Kenya’s Helah Kiprop broke the women’s Tokyo Marathon course record by nearly a minute to claim her first major title over the distance.
The 30-year-old was forced to settle for second place at the 2015 edition of the event, but saw her hopes of victory boosted after defending champion Birhane Dibaba of Ethiopia dropped out of the lead group inside the opening 35 kilometres.
Her compatriots Amane Gobena and 2013 winner Aberu Kebede were able to position themselves in a four-woman group, along with Kenya’s Kiprop and Edna Kiplagat.
Kiprop, the silver medallist at last year’s World Championships in Beijing, was gradually able to move clear of her rivals and began closing in on securing a personal best and course record in the Japanese capital, which will host the 2020 Olympic Games.
The Kenyan was able to achieve both feats as she crossed the line in 2 hours 21 min and 27 sec to shave 56 seconds off the previous course record, which was set by Ethiopia’s Tirfi Tsegaye in 2014.
Gobena was able to claim second place after completing the distance in 2:21:51, while a time of 2:22:36 proved enough for Kiplagat to secure the final podium spot.
The men’s event was a far closer affair as Ethiopia’s Feyisa Lilesa and Kenya’s Dickson Chumba went head-to-head for the victory.

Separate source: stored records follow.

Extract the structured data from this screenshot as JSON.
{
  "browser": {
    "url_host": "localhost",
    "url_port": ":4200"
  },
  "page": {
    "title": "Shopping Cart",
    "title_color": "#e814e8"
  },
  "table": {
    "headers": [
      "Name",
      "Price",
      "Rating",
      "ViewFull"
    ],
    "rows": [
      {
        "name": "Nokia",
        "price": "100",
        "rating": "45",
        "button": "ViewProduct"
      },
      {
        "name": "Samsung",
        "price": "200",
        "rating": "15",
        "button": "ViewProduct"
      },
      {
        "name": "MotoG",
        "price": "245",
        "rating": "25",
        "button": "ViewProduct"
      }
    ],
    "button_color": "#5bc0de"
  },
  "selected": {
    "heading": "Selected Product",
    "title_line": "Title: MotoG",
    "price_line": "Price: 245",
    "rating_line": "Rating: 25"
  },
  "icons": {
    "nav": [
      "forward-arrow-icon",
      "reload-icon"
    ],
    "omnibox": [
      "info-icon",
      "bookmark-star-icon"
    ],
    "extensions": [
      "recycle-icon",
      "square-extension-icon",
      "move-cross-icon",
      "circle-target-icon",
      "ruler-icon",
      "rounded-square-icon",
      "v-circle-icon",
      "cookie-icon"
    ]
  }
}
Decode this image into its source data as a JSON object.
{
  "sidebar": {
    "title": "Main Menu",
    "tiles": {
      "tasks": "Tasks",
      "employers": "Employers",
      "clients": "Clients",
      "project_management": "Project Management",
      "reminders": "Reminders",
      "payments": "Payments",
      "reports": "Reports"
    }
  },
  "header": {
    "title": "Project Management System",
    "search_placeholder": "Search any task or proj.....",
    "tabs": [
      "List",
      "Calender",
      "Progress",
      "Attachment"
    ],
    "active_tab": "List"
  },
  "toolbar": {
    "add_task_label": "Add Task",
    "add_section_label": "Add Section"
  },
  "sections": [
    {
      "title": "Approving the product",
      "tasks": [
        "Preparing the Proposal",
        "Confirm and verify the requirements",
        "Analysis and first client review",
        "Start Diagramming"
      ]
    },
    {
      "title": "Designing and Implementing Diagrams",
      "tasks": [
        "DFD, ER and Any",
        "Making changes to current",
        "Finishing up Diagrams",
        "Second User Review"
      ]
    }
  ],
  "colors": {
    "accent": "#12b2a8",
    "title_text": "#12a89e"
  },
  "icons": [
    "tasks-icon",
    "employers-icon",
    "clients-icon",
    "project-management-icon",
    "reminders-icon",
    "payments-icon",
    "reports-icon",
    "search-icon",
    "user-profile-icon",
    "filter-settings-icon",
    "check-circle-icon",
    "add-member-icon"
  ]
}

Neither man was able to pull away from the other throughout the majority of the race, with the final two kilometres ultimately settling the encounter.
Lilesa was able to sprint clear of the 2014 champion and claimed his first World Marathon Majors win in a time of 2:06:56.
Despite losing the battle for the victory, it appeared that Chumba would improve on his third place finish at last year’s edition of the race.
However he was caught and passed in the final metres by Bernard Kipyego, who finished one second ahead of his fellow Kenyan by crossing the line in 2:07:33.
Reigning Olympic champion Stephan Kiprotich ended outside the podium places, with the Ugandan clocking 2:07:46 for fourth place.
The race brought an end to the ninth World Marathon Majors Series, with Kenya’s Eliud Kipchoge and Mary Keitany crowned the winners of the men’s and women’s competitions respectively.
Keitany had ended level with Ethiopia’s Mare Dibaba and Helah Kiprop on 41 points at the end of the series, but received the honour after a vote of the organisers of the six series races.
The winners were each awarded a total $500,000 (£360,000/€457,000), while the United States’ David Mark and Ireland’s Barbara Fleming-Ovens were recognised having completed all six races of the series.
“This year we’ve demonstrated our commitment to championing the sport, supporting the elite runners who prove that marathoners are among the world’s greatest athletes, and celebrating the 250,000 runners who every year join us on our iconic courses,” said Tim Hadzima, general manager of the World Marathon Majors.
“Congratulations to Eliud, Mary, David, Barbara and all our Six Star Finishers, and we look forward to the beginning of Abbott World Marathon Majors Series X and the new Wheelchair Series in Boston in April.”
- By Michael Pavitt republished with permission insidethegames.biz